So, if you’re trying to make some changes in your life, consider going on vacation or getting out of town for a few days to shakeup your routine. It just may be the change you need to make the change you need!

 

Instead of Resolutions, Make New Year’s Challenges

I may be a bit late to the party in writing about New Year’s Resolutions, but I did want to share with you a philosophy that I think you may find useful. When was the last time you made a New Year’s Resolution that you actually stuck with — for the whole year? If I’m being honest, I can’t think of one resolution that I stuck with the whole year, but then again, I can’t really remember any resolution I’ve made.

So, I submit — make a New Year’s Challenge!

First, there’s the language. A challenge is much more inviting than a resolution. (Am I right?) Second, do you know the definitions of these two words? Resolution:

A firm decision to do or not to do something.

While challenge means:

A call to take part in a contest or competition.

I don’t know about you, but a challenge — by definition! — is much more inviting.

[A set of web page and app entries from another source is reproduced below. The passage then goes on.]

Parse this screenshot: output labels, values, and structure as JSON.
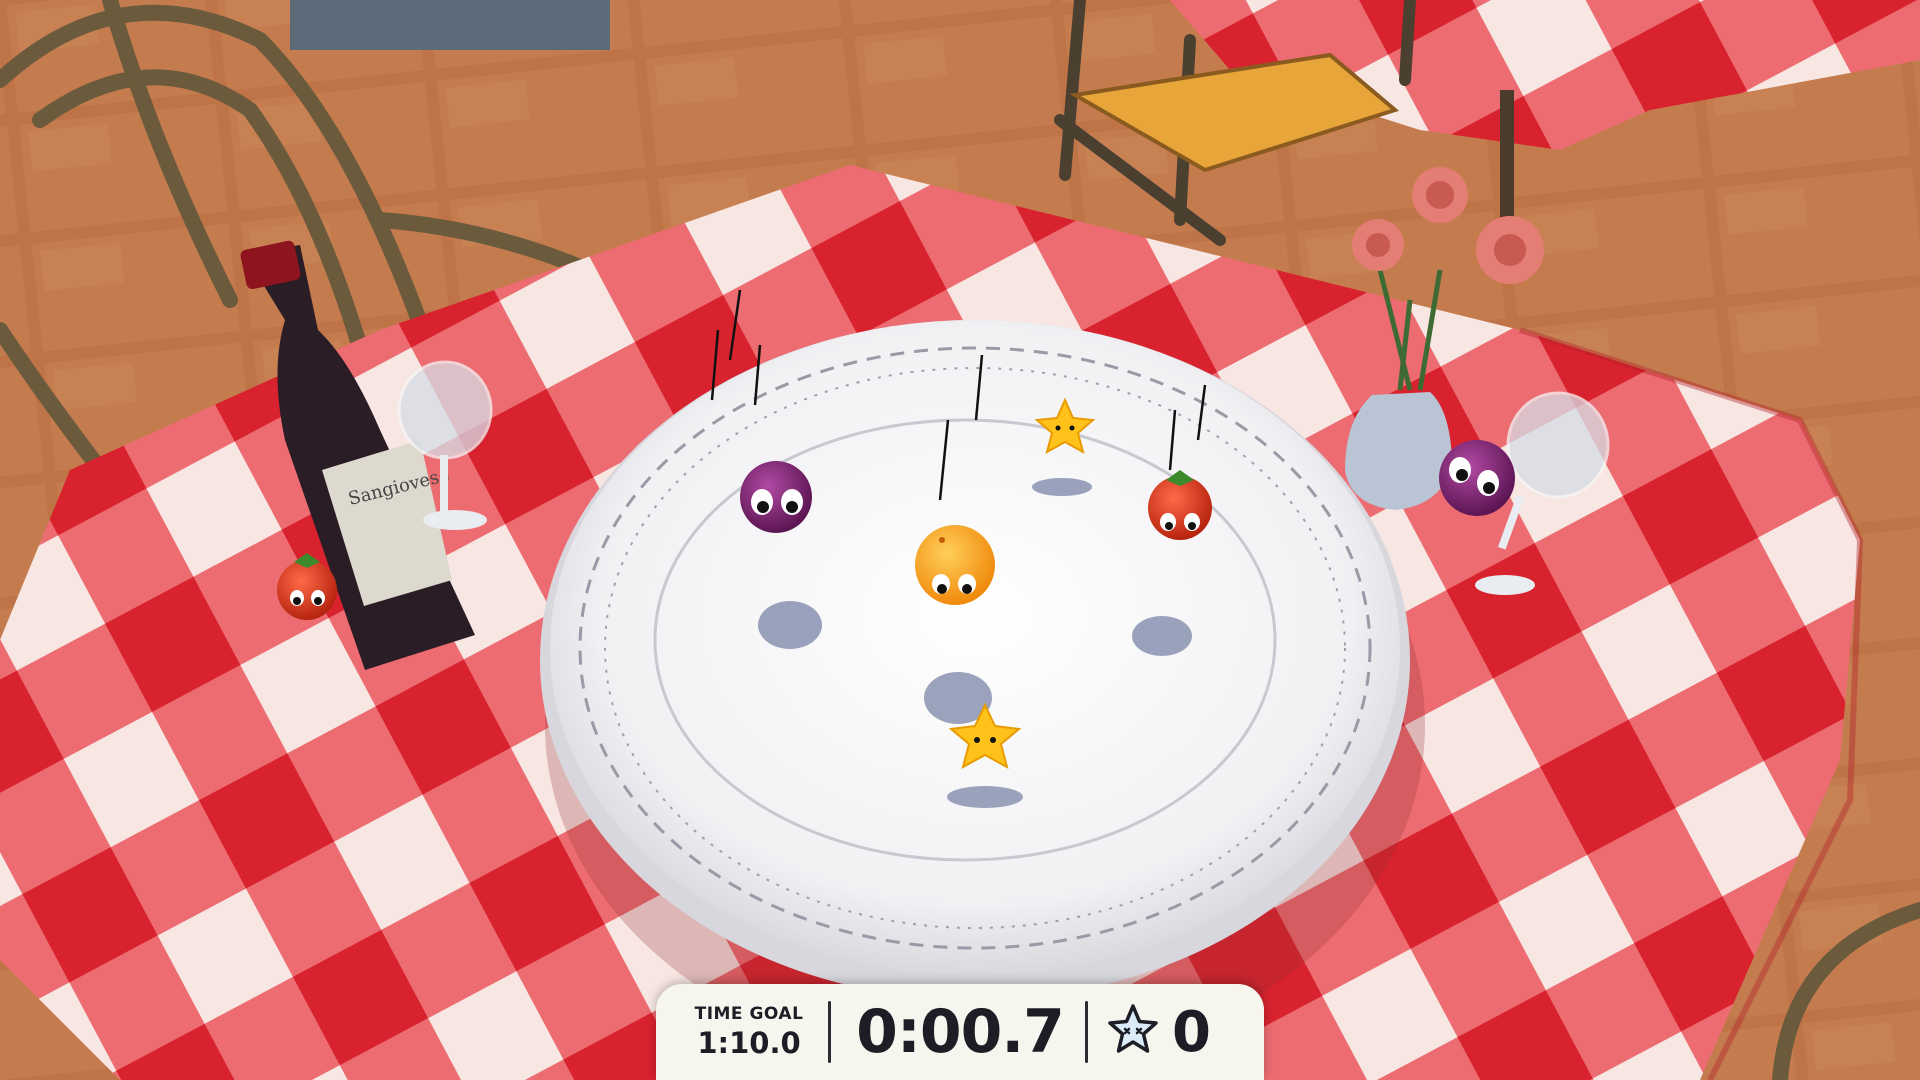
{
  "hud": {
    "time_goal_label": "TIME GOAL",
    "time_goal_value": "1:10.0",
    "elapsed_time": "0:00.7",
    "star_count": "0"
  },
  "scene": {
    "bottle_label": "Sangiovese",
    "characters": [
      {
        "name": "onion-character",
        "color": "#7a1f6e"
      },
      {
        "name": "orange-character",
        "color": "#f59a12"
      },
      {
        "name": "tomato-character",
        "color": "#d9391c"
      },
      {
        "name": "star-pickup",
        "color": "#ffc21a"
      }
    ]
  },
  "colors": {
    "tablecloth_red": "#e0333c",
    "tablecloth_white": "#fbf3ee",
    "floor_tile": "#c0774a",
    "grout": "#e6e0d6",
    "plate": "#f3f3f6"
  }
}
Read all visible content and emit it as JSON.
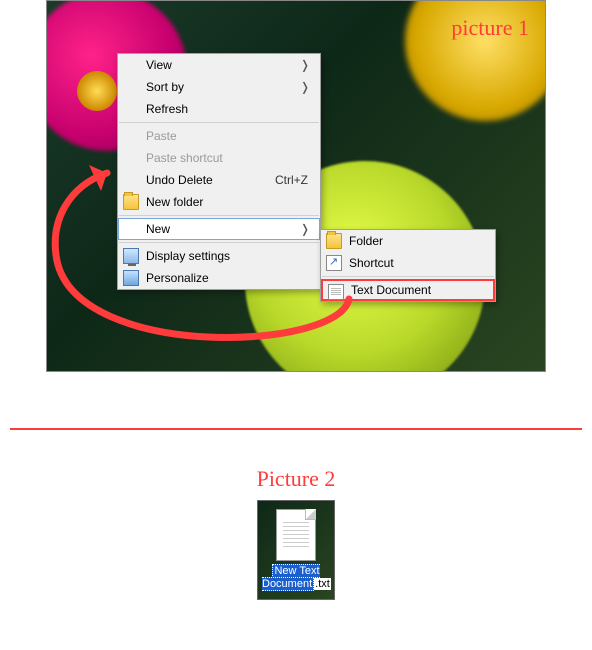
{
  "labels": {
    "picture1": "picture 1",
    "picture2": "Picture 2"
  },
  "mainMenu": {
    "view": "View",
    "sortBy": "Sort by",
    "refresh": "Refresh",
    "paste": "Paste",
    "pasteShortcut": "Paste shortcut",
    "undoDelete": "Undo Delete",
    "undoDeleteShortcut": "Ctrl+Z",
    "newFolder": "New folder",
    "new": "New",
    "displaySettings": "Display settings",
    "personalize": "Personalize"
  },
  "submenu": {
    "folder": "Folder",
    "shortcut": "Shortcut",
    "textDocument": "Text Document"
  },
  "newFile": {
    "nameSelected": "New Text Document",
    "ext": ".txt"
  },
  "icons": {
    "chevron": "❭"
  }
}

In fact, the idea of a resolution (in this context!) kind of seems a bit out there, doesn’t it? The sheer inflexibility of it nearly makes it an impossibility. It’s not fair to you to put such a stringent barrier on yourself. It’s no wonder that people fail to keep their resolutions — our ideas change all the time!

There’s another piece to this that I think is important: skills. A challenge to learn a new skill could certainly be compelling and it may expand one’s awareness. I remember last new year’s I signed up for CodeAcademy’s challenge to learn how to code. I know I didn’t finish it, but I got pretty far and it did re-jog my memory on some of the coding I’d learned in high school.

If you’re going to challenge yourself to learn a new skill, be sure to take it easy on yourself and be mindful of how you position this challenge. For instance, I’d like to learn how to play the guitar and the piano, and learn a couple of languages. It would be pretty silly of me to try to learn all of those all at once (although, some might argue that the reverse). I’m setting myself up to fail on some of these challenges. Like I said, it’s also important how I position these challenges.

For instance, it’s a bit ambiguous to say, ‘I’m going to learn Spanish or French.’ What does that mean? Do I want to be able to converse with strangers, order off of menus, work in the French government, etc. Instead of placing these kinds of targets, I’ve decided to just plan to practice French for 30 minutes a day (or 30 minutes a day during the week). This way, my skill will improve and I won’t have a vague target in the future. (As a brief aside: I’m still trying to decide between Memrise and Duolingo for practicing the new language. I may just alternate between both.)

What challenge(s) will you have for the new year?